PROVIDED ENTRIES below:
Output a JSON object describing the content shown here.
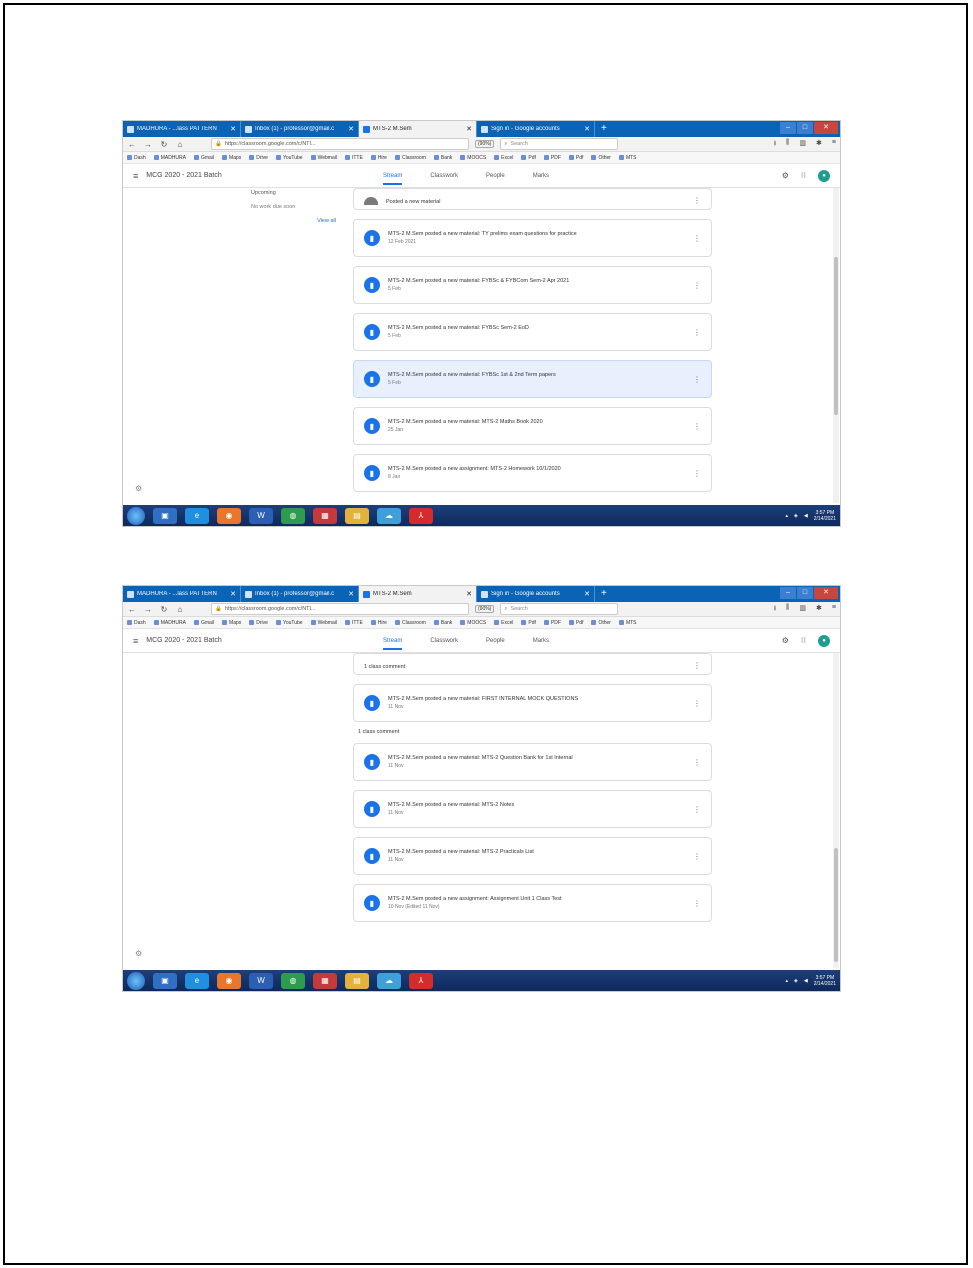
{
  "screenshots": [
    {
      "browser_tabs": [
        {
          "label": "MADHURA - ...lass PATTERN",
          "active": false
        },
        {
          "label": "Inbox (1) - professor@gmail.c",
          "active": false
        },
        {
          "label": "MTS-2 M.Sem",
          "active": true
        },
        {
          "label": "Sign in - Google accounts",
          "active": false
        }
      ],
      "url": "https://classroom.google.com/c/NTI...",
      "zoom": "(90%)",
      "search_placeholder": "Search",
      "bookmarks": [
        "Dash",
        "MADHURA",
        "Gmail",
        "Maps",
        "Drive",
        "YouTube",
        "Webmail",
        "ITTE",
        "Hire",
        "Classroom",
        "Bank",
        "MOOCS",
        "Excel",
        "Pdf",
        "PDF",
        "Pdf",
        "Other",
        "MTS"
      ],
      "class_title": "MCG 2020 - 2021 Batch",
      "app_tabs": [
        "Stream",
        "Classwork",
        "People",
        "Marks"
      ],
      "sidebar": {
        "upcoming": "Upcoming",
        "no_work": "No work due soon",
        "view_all": "View all"
      },
      "feed": [
        {
          "type": "partial-top",
          "title": "Posted a new material",
          "date": ""
        },
        {
          "type": "card",
          "title": "MTS-2 M.Sem posted a new material: TY prelims exam questions for practice",
          "date": "12 Feb 2021",
          "highlight": false
        },
        {
          "type": "card",
          "title": "MTS-2 M.Sem posted a new material: FYBSc & FYBCom Sem-2 Apr 2021",
          "date": "5 Feb",
          "highlight": false
        },
        {
          "type": "card",
          "title": "MTS-2 M.Sem posted a new material: FYBSc Sem-2 EoD",
          "date": "5 Feb",
          "highlight": false
        },
        {
          "type": "card",
          "title": "MTS-2 M.Sem posted a new material: FYBSc 1st & 2nd Term papers",
          "date": "5 Feb",
          "highlight": true
        },
        {
          "type": "card",
          "title": "MTS-2 M.Sem posted a new material: MTS-2 Maths Book 2020",
          "date": "25 Jan",
          "highlight": false
        },
        {
          "type": "card",
          "title": "MTS-2 M.Sem posted a new assignment: MTS-2 Homework 10/1/2020",
          "date": "8 Jan",
          "highlight": false
        }
      ],
      "scroll": {
        "top": 0.22,
        "size": 0.5
      },
      "taskbar_clock": [
        "3:57 PM",
        "2/14/2021"
      ]
    },
    {
      "browser_tabs": [
        {
          "label": "MADHURA - ...lass PATTERN",
          "active": false
        },
        {
          "label": "Inbox (1) - professor@gmail.c",
          "active": false
        },
        {
          "label": "MTS-2 M.Sem",
          "active": true
        },
        {
          "label": "Sign in - Google accounts",
          "active": false
        }
      ],
      "url": "https://classroom.google.com/c/NTI...",
      "zoom": "(90%)",
      "search_placeholder": "Search",
      "bookmarks": [
        "Dash",
        "MADHURA",
        "Gmail",
        "Maps",
        "Drive",
        "YouTube",
        "Webmail",
        "ITTE",
        "Hire",
        "Classroom",
        "Bank",
        "MOOCS",
        "Excel",
        "Pdf",
        "PDF",
        "Pdf",
        "Other",
        "MTS"
      ],
      "class_title": "MCG 2020 - 2021 Batch",
      "app_tabs": [
        "Stream",
        "Classwork",
        "People",
        "Marks"
      ],
      "feed": [
        {
          "type": "partial-top",
          "title": "1 class comment",
          "date": ""
        },
        {
          "type": "card",
          "title": "MTS-2 M.Sem posted a new material: FIRST INTERNAL MOCK QUESTIONS",
          "date": "11 Nov",
          "highlight": false
        },
        {
          "type": "label",
          "title": "1 class comment"
        },
        {
          "type": "card",
          "title": "MTS-2 M.Sem posted a new material: MTS-2 Question Bank for 1st Internal",
          "date": "11 Nov",
          "highlight": false
        },
        {
          "type": "card",
          "title": "MTS-2 M.Sem posted a new material: MTS-2 Notes",
          "date": "11 Nov",
          "highlight": false
        },
        {
          "type": "card",
          "title": "MTS-2 M.Sem posted a new material: MTS-2 Practicals List",
          "date": "11 Nov",
          "highlight": false
        },
        {
          "type": "card",
          "title": "MTS-2 M.Sem posted a new assignment: Assignment Unit 1 Class Test",
          "date": "10 Nov (Edited 11 Nov)",
          "highlight": false
        }
      ],
      "scroll": {
        "top": 0.62,
        "size": 0.36
      },
      "taskbar_clock": [
        "3:57 PM",
        "2/14/2021"
      ]
    }
  ]
}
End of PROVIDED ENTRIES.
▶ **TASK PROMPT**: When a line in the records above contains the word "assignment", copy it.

▶ **EXPECTED ANSWER**:
          "title": "MTS-2 M.Sem posted a new assignment: MTS-2 Homework 10/1/2020",
          "title": "MTS-2 M.Sem posted a new assignment: Assignment Unit 1 Class Test",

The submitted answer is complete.